▶ **Task requirements**: If a record holds a picture, drop the picture and repeat everything else word for word.

▶ **Exercise inputs**:
[Start of Attachment]

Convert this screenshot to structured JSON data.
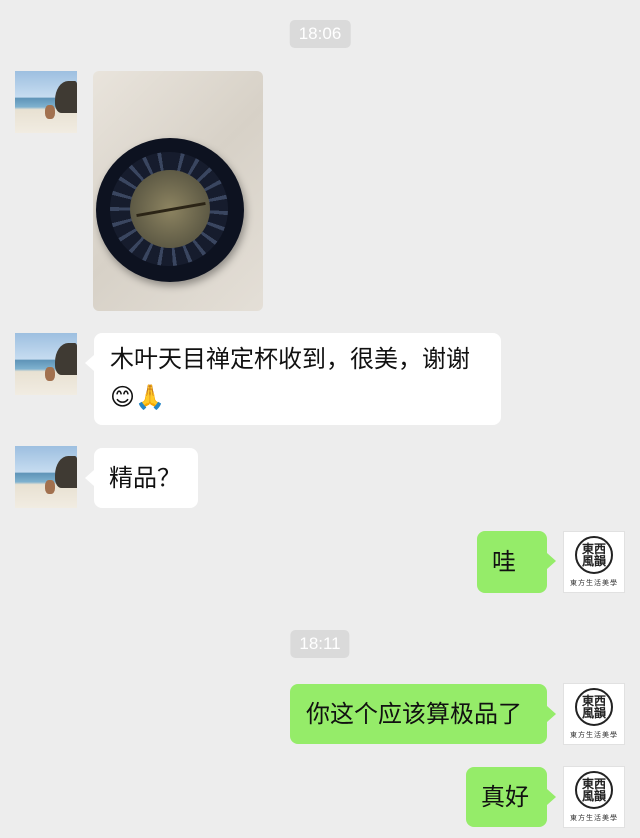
{
  "timestamps": [
    "18:06",
    "18:11"
  ],
  "messages": {
    "m2": "木叶天目禅定杯收到，很美，谢谢",
    "m2_emoji": "😊🙏",
    "m3": "精品？",
    "m4": "哇",
    "m5": "你这个应该算极品了",
    "m6": "真好"
  },
  "my_avatar": {
    "logo_text": "東西\n風韻",
    "caption": "東方生活美學"
  },
  "colors": {
    "background": "#ededed",
    "incoming_bubble": "#ffffff",
    "outgoing_bubble": "#95ec69",
    "timestamp_bg": "#dadada"
  }
}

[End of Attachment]

▶ **Worked solution**:
Convert this screenshot to structured JSON data.
{
  "timestamps": [
    "18:06",
    "18:11"
  ],
  "messages": {
    "m2": "木叶天目禅定杯收到，很美，谢谢",
    "m2_emoji": "😊🙏",
    "m3": "精品？",
    "m4": "哇",
    "m5": "你这个应该算极品了",
    "m6": "真好"
  },
  "my_avatar": {
    "logo_text": "東西\n風韻",
    "caption": "東方生活美學"
  },
  "colors": {
    "background": "#ededed",
    "incoming_bubble": "#ffffff",
    "outgoing_bubble": "#95ec69",
    "timestamp_bg": "#dadada"
  }
}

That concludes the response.